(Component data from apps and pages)

%%

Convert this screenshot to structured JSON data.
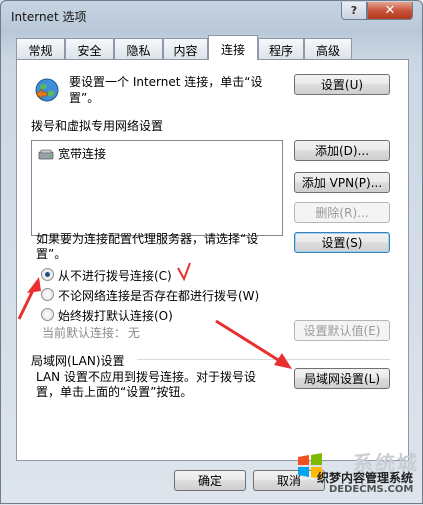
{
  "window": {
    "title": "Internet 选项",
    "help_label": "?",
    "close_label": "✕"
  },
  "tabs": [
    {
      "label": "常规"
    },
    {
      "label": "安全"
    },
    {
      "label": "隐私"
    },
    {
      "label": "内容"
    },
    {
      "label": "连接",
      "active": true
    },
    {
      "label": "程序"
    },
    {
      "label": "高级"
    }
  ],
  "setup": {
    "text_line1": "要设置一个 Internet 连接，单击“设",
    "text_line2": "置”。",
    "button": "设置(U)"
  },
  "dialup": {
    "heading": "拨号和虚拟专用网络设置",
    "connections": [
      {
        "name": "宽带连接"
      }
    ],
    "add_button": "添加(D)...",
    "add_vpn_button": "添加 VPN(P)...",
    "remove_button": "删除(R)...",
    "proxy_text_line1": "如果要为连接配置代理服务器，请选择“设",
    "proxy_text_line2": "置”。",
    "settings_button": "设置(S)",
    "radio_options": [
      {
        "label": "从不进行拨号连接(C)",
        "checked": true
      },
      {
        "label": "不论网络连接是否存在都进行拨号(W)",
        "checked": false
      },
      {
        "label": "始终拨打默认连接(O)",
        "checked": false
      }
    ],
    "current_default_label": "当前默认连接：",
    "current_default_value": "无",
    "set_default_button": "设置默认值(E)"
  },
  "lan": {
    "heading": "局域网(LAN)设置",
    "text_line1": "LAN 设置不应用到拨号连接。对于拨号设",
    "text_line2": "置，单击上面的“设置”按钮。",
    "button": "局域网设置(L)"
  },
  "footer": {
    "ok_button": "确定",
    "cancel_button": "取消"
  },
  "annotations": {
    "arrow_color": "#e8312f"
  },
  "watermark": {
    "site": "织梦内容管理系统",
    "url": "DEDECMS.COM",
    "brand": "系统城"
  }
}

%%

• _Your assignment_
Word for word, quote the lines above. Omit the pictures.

• _Task solution_
Convert this screenshot to structured JSON data.
{
  "window": {
    "title": "Internet 选项",
    "help_label": "?",
    "close_label": "✕"
  },
  "tabs": [
    {
      "label": "常规"
    },
    {
      "label": "安全"
    },
    {
      "label": "隐私"
    },
    {
      "label": "内容"
    },
    {
      "label": "连接",
      "active": true
    },
    {
      "label": "程序"
    },
    {
      "label": "高级"
    }
  ],
  "setup": {
    "text_line1": "要设置一个 Internet 连接，单击“设",
    "text_line2": "置”。",
    "button": "设置(U)"
  },
  "dialup": {
    "heading": "拨号和虚拟专用网络设置",
    "connections": [
      {
        "name": "宽带连接"
      }
    ],
    "add_button": "添加(D)...",
    "add_vpn_button": "添加 VPN(P)...",
    "remove_button": "删除(R)...",
    "proxy_text_line1": "如果要为连接配置代理服务器，请选择“设",
    "proxy_text_line2": "置”。",
    "settings_button": "设置(S)",
    "radio_options": [
      {
        "label": "从不进行拨号连接(C)",
        "checked": true
      },
      {
        "label": "不论网络连接是否存在都进行拨号(W)",
        "checked": false
      },
      {
        "label": "始终拨打默认连接(O)",
        "checked": false
      }
    ],
    "current_default_label": "当前默认连接：",
    "current_default_value": "无",
    "set_default_button": "设置默认值(E)"
  },
  "lan": {
    "heading": "局域网(LAN)设置",
    "text_line1": "LAN 设置不应用到拨号连接。对于拨号设",
    "text_line2": "置，单击上面的“设置”按钮。",
    "button": "局域网设置(L)"
  },
  "footer": {
    "ok_button": "确定",
    "cancel_button": "取消"
  },
  "annotations": {
    "arrow_color": "#e8312f"
  },
  "watermark": {
    "site": "织梦内容管理系统",
    "url": "DEDECMS.COM",
    "brand": "系统城"
  }
}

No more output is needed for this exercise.